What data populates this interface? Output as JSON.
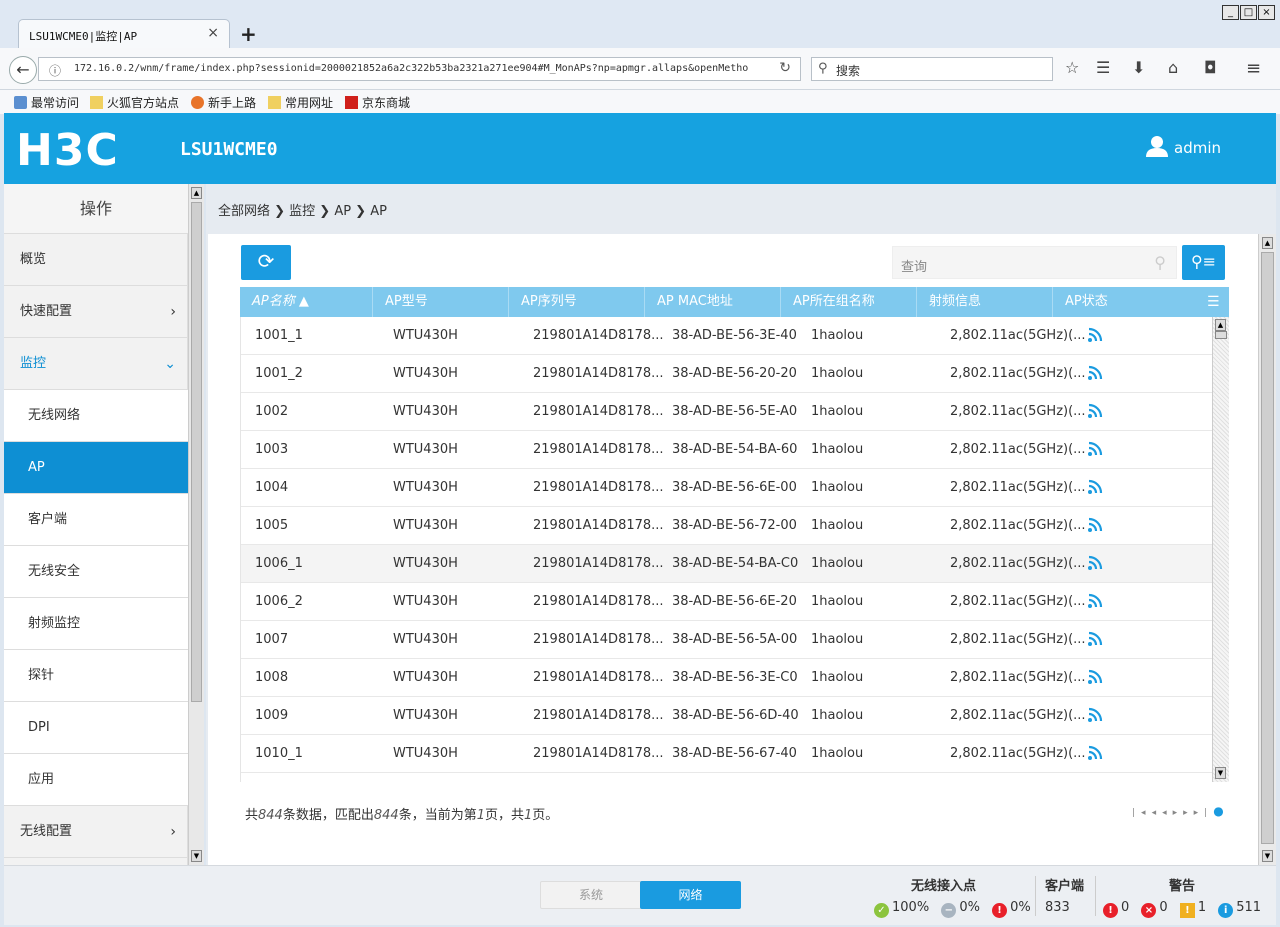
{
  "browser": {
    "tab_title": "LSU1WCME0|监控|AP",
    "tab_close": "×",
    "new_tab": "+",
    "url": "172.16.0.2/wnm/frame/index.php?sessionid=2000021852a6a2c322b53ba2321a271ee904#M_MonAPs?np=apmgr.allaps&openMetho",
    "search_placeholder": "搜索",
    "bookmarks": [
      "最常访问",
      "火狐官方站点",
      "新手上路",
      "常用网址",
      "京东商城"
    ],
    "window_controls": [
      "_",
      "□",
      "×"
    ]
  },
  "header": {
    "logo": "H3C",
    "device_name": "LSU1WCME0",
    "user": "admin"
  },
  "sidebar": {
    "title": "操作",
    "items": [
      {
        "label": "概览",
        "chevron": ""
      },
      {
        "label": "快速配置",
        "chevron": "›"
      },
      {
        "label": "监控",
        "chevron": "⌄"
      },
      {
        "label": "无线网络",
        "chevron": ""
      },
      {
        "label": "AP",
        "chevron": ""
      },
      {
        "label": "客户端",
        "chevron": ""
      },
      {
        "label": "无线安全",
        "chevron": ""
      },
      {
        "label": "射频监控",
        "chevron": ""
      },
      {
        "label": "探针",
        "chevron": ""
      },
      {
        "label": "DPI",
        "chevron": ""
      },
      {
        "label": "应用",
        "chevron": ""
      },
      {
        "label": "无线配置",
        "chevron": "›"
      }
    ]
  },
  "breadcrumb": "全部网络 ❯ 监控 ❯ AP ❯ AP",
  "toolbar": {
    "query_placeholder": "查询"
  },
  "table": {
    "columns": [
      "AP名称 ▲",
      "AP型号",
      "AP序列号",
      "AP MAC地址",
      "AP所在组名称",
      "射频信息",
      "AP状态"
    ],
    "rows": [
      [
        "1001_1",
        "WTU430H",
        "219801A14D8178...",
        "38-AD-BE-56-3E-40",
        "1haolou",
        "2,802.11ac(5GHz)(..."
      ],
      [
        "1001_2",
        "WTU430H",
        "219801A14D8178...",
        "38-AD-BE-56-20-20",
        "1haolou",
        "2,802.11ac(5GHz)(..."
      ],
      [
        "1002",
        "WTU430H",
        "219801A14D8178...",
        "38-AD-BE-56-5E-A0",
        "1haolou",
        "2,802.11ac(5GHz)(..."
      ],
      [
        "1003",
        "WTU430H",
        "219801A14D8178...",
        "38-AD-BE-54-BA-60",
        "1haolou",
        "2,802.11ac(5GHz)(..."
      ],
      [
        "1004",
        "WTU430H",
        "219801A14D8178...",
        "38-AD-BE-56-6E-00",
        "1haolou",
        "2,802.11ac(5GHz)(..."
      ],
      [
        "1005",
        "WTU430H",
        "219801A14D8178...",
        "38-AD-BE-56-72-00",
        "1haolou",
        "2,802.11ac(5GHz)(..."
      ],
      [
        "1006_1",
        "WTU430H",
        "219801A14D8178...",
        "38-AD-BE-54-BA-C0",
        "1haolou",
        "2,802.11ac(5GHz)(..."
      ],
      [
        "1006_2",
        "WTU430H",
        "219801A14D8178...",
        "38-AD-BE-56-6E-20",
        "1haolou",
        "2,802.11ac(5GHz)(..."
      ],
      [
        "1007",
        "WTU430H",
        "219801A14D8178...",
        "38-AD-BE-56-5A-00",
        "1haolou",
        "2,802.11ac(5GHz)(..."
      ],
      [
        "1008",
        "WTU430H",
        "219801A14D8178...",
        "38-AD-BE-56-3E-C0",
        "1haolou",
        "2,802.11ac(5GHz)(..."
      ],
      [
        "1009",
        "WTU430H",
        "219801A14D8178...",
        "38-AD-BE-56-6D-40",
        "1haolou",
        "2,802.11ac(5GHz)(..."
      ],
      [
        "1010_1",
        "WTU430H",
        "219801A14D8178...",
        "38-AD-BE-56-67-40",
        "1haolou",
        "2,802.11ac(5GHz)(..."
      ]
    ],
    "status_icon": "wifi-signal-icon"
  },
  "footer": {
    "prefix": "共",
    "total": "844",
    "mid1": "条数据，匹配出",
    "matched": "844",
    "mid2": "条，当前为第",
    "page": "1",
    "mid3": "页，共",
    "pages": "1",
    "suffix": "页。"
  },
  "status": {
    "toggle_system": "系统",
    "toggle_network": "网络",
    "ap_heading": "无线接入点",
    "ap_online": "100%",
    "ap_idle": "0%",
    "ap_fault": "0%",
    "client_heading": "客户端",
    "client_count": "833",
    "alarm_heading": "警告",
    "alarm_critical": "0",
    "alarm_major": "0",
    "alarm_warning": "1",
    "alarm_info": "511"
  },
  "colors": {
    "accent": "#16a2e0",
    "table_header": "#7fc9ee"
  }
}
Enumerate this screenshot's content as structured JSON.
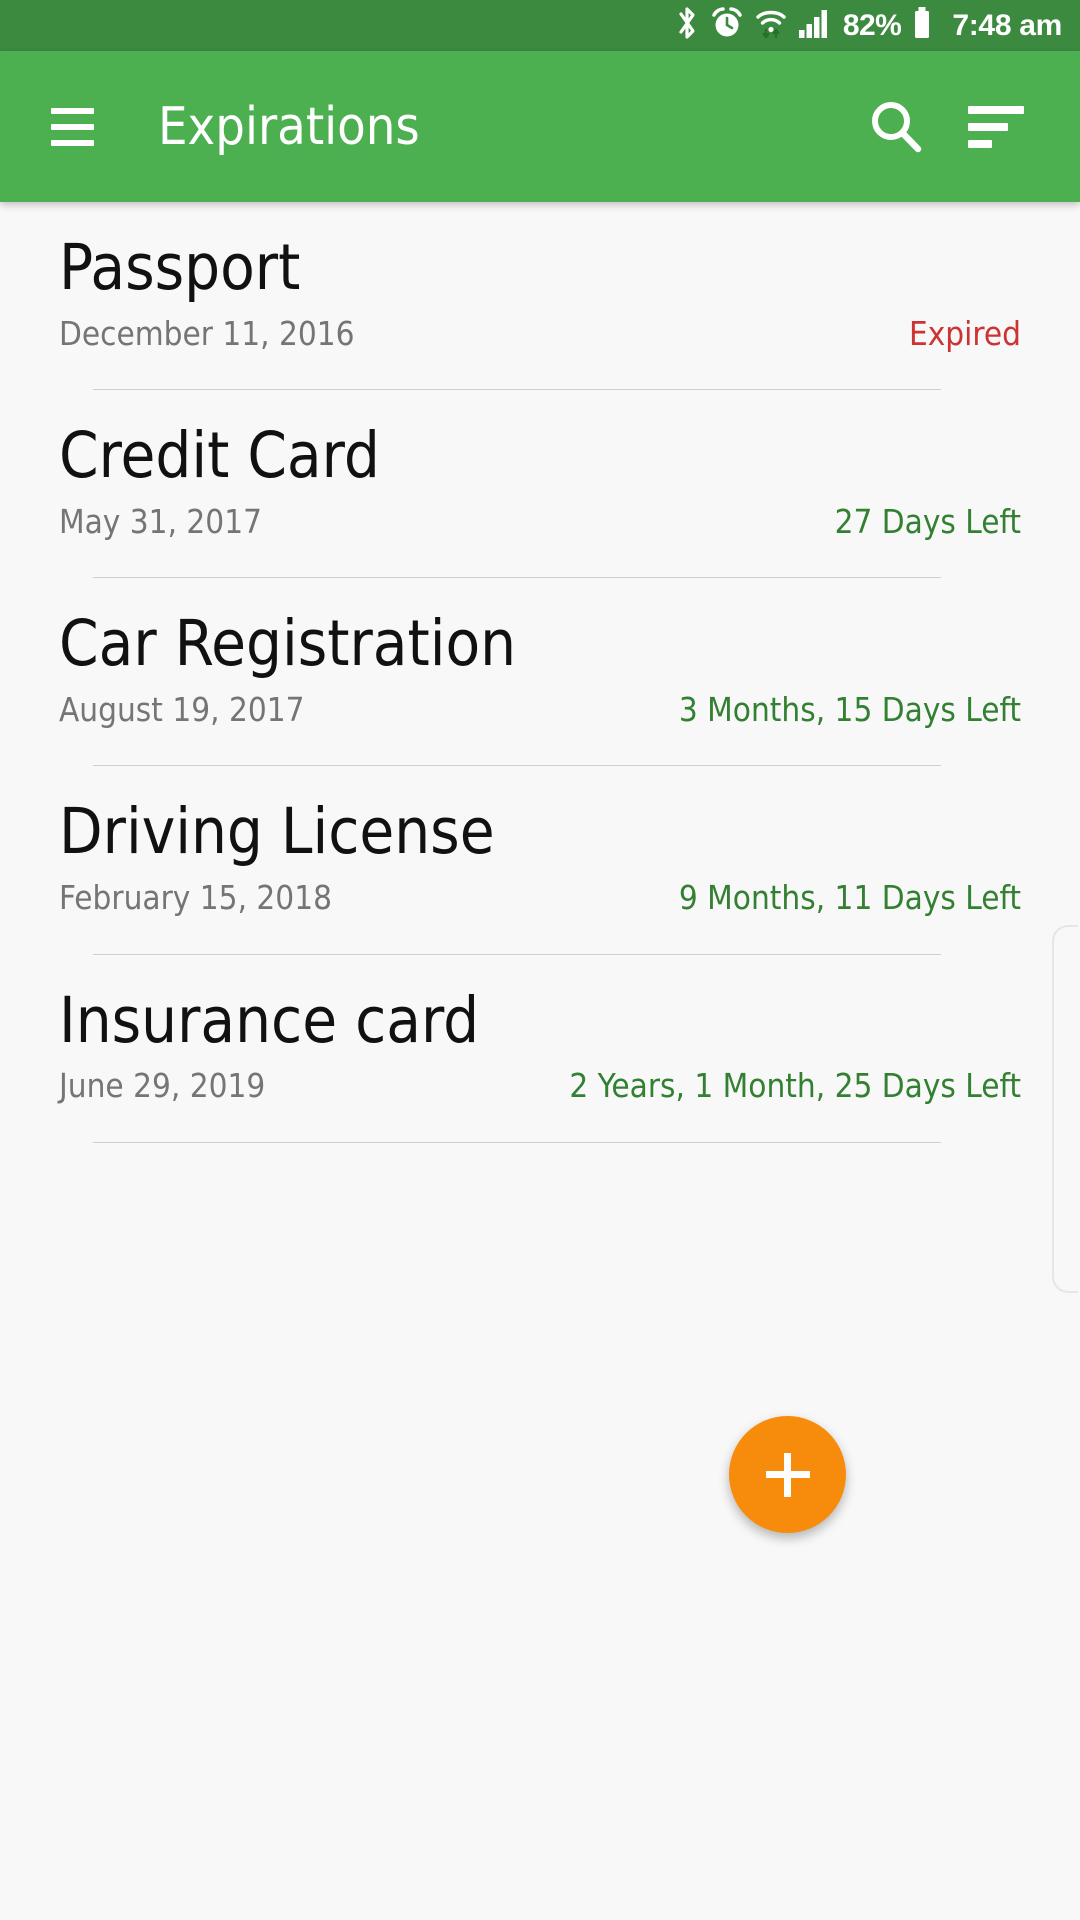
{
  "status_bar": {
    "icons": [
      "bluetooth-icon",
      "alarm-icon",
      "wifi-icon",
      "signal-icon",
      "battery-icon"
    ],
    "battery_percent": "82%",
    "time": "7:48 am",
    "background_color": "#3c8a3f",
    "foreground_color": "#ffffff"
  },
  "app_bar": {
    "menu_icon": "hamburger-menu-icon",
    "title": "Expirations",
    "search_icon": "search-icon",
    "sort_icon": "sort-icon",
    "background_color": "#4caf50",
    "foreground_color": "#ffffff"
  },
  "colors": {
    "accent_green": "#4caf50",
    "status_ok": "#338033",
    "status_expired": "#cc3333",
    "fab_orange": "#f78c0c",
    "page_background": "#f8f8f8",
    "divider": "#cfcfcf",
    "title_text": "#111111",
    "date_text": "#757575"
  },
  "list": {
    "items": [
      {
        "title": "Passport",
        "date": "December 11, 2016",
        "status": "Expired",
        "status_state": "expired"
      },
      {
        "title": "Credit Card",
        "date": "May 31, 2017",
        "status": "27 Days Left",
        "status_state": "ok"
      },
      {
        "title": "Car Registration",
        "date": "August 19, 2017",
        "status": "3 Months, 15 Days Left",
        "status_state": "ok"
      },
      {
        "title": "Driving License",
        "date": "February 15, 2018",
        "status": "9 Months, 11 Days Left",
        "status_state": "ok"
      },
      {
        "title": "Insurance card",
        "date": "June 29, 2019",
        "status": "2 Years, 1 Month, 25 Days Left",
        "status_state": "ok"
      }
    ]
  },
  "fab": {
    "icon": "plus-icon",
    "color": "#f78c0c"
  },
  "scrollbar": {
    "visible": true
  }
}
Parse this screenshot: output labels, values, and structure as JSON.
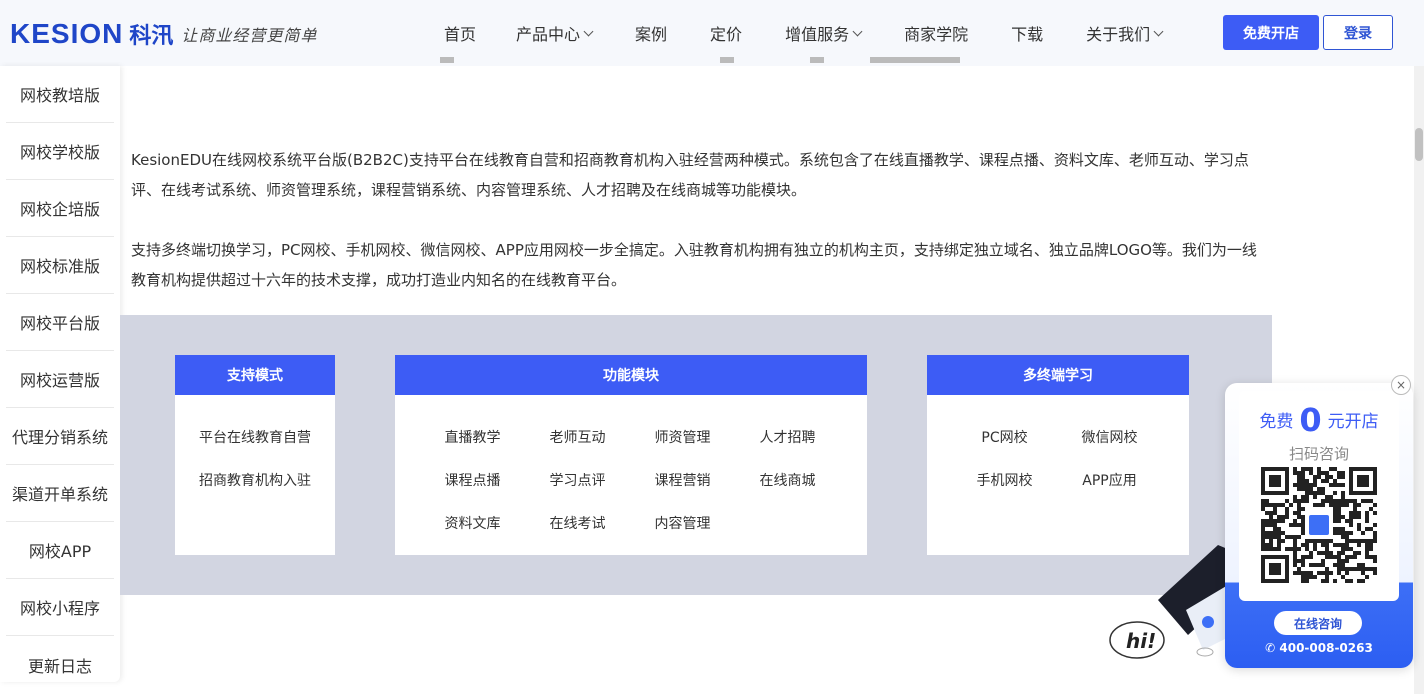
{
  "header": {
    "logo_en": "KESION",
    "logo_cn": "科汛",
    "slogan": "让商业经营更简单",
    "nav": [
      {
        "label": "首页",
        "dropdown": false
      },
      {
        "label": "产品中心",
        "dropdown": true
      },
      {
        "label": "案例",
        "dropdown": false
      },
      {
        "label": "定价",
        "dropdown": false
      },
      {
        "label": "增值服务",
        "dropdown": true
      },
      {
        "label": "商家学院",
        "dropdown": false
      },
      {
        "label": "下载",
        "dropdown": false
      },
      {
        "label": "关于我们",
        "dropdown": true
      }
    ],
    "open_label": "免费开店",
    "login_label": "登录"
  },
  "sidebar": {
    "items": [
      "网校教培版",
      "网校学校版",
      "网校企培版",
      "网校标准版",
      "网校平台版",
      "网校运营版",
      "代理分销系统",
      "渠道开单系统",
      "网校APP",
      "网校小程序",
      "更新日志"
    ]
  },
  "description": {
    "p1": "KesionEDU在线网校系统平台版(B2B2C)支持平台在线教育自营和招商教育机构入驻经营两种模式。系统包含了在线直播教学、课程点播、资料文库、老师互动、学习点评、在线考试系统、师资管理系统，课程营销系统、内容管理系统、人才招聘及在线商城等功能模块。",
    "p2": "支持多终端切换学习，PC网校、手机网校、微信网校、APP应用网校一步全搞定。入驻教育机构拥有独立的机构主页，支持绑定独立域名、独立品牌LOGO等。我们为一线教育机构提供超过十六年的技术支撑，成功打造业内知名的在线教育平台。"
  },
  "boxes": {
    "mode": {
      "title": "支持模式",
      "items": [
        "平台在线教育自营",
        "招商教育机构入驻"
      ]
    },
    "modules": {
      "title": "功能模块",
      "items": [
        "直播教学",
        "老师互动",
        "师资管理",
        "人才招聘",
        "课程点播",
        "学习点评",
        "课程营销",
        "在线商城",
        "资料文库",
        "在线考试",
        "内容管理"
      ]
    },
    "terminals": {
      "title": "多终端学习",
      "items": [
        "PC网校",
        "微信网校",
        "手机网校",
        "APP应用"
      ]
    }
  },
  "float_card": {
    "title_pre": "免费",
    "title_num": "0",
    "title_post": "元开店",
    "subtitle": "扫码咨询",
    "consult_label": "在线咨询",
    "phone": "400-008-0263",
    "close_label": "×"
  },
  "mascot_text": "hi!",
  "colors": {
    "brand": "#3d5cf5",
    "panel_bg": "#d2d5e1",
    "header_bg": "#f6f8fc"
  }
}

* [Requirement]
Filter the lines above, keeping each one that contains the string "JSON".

* [Task output]
What data populates this interface? Output as JSON.
Enumerate this screenshot's content as structured JSON.
Parse this screenshot: output labels, values, and structure as JSON.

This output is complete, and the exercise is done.